__DIRECTIONS FOR THIS TASK__
Find every line in the records below that holds the word "AppData", and copy it out.

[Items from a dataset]

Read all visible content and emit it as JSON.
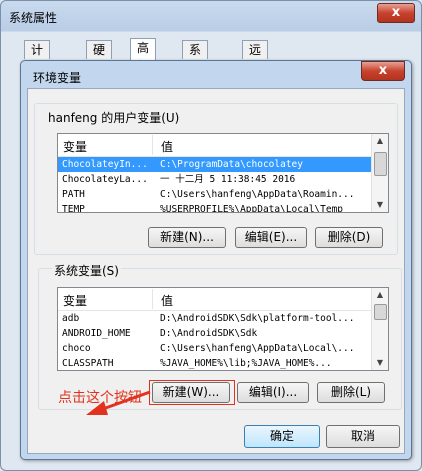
{
  "window": {
    "title": "系统属性",
    "close_label": "x"
  },
  "tabs": [
    "计算机名",
    "硬件",
    "高级",
    "系统保护",
    "远程"
  ],
  "dialog": {
    "title": "环境变量",
    "close_label": "x"
  },
  "user_vars": {
    "label": "hanfeng 的用户变量(U)",
    "col_var": "变量",
    "col_val": "值",
    "rows": [
      {
        "name": "ChocolateyIn...",
        "value": "C:\\ProgramData\\chocolatey"
      },
      {
        "name": "ChocolateyLa...",
        "value": "一 十二月  5 11:38:45 2016"
      },
      {
        "name": "PATH",
        "value": "C:\\Users\\hanfeng\\AppData\\Roamin..."
      },
      {
        "name": "TEMP",
        "value": "%USERPROFILE%\\AppData\\Local\\Temp"
      }
    ],
    "buttons": {
      "new": "新建(N)...",
      "edit": "编辑(E)...",
      "delete": "删除(D)"
    }
  },
  "sys_vars": {
    "label": "系统变量(S)",
    "col_var": "变量",
    "col_val": "值",
    "rows": [
      {
        "name": "adb",
        "value": "D:\\AndroidSDK\\Sdk\\platform-tool..."
      },
      {
        "name": "ANDROID_HOME",
        "value": "D:\\AndroidSDK\\Sdk"
      },
      {
        "name": "choco",
        "value": "C:\\Users\\hanfeng\\AppData\\Local\\..."
      },
      {
        "name": "CLASSPATH",
        "value": "   %JAVA_HOME%\\lib;%JAVA_HOME%..."
      }
    ],
    "buttons": {
      "new": "新建(W)...",
      "edit": "编辑(I)...",
      "delete": "删除(L)"
    }
  },
  "footer": {
    "ok": "确定",
    "cancel": "取消"
  },
  "annotation": {
    "text": "点击这个按钮",
    "color": "#e2321e"
  }
}
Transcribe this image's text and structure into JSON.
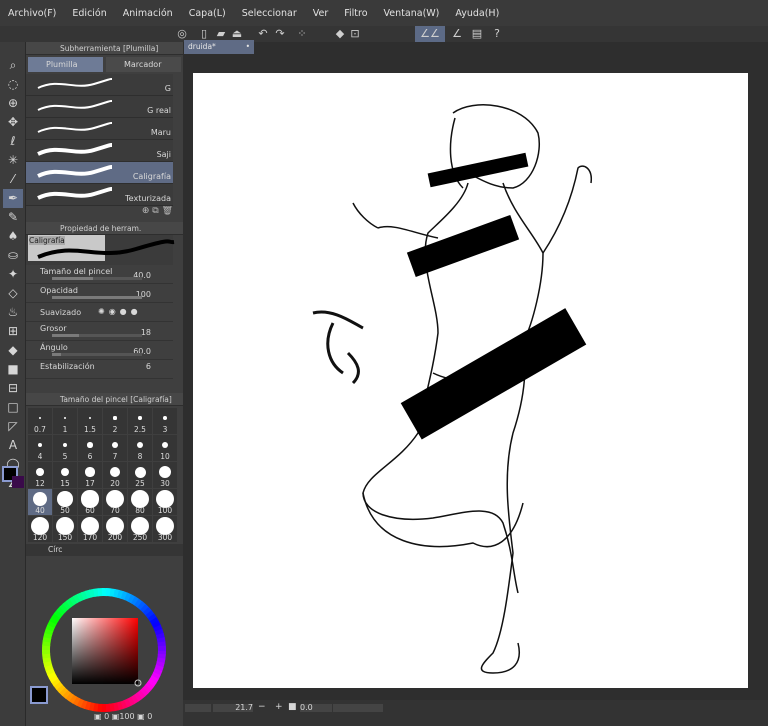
{
  "menu": [
    "Archivo(F)",
    "Edición",
    "Animación",
    "Capa(L)",
    "Seleccionar",
    "Ver",
    "Filtro",
    "Ventana(W)",
    "Ayuda(H)"
  ],
  "document_tab": {
    "title": "druida*"
  },
  "subtool_panel": {
    "title": "Subherramienta [Plumilla]",
    "tabs": [
      "Plumilla",
      "Marcador"
    ],
    "brushes": [
      "G",
      "G real",
      "Maru",
      "Saji",
      "Caligrafía",
      "Texturizada"
    ],
    "selected": "Caligrafía"
  },
  "tool_property": {
    "title": "Propiedad de herram. [Caligrafía]",
    "preview_label": "Caligrafía",
    "props": [
      {
        "label": "Tamaño del pincel",
        "value": "40.0",
        "fill": 0.45
      },
      {
        "label": "Opacidad",
        "value": "100",
        "fill": 1.0
      },
      {
        "label": "Grosor",
        "value": "18",
        "fill": 0.3
      },
      {
        "label": "Ángulo",
        "value": "60.0",
        "fill": 0.1
      }
    ],
    "smoothing_label": "Suavizado",
    "stabilization_label": "Estabilización",
    "stabilization_value": "6"
  },
  "brush_size_panel": {
    "title": "Tamaño del pincel [Caligrafía]",
    "sizes": [
      "0.7",
      "1",
      "1.5",
      "2",
      "2.5",
      "3",
      "4",
      "5",
      "6",
      "7",
      "8",
      "10",
      "12",
      "15",
      "17",
      "20",
      "25",
      "30",
      "40",
      "50",
      "60",
      "70",
      "80",
      "100",
      "120",
      "150",
      "170",
      "200",
      "250",
      "300"
    ],
    "selected": "40",
    "circle_tab": "Círc"
  },
  "color_panel": {
    "main_color": "#000000",
    "sub_color": "#3a0a4a",
    "readout": [
      "0",
      "100",
      "0"
    ]
  },
  "status": {
    "zoom": "21.7",
    "rotation": "0.0"
  }
}
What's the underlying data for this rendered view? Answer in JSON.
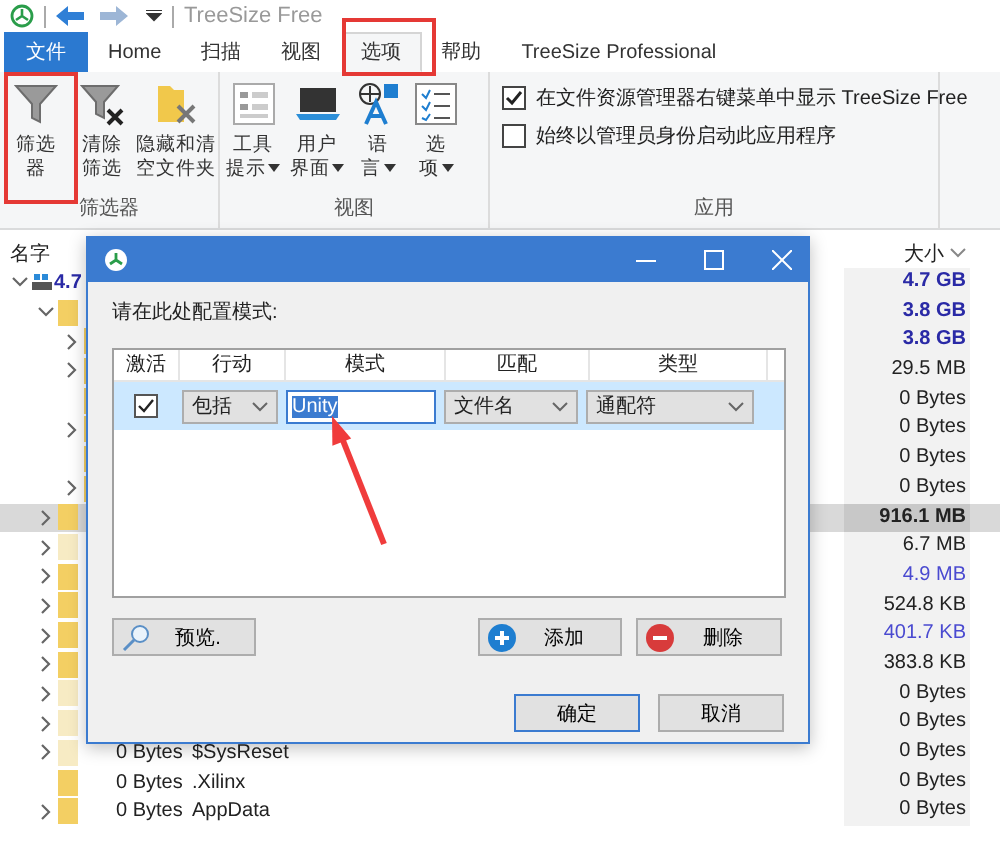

__SOLUTION FOR THIS PROBLEM__
        "value": "C:\\Users\\hanfeng\\AppData\\Roamin..."
        "value": "%USERPROFILE%\\AppData\\Local\\Temp"
        "value": "C:\\Users\\hanfeng\\AppData\\Local\\..."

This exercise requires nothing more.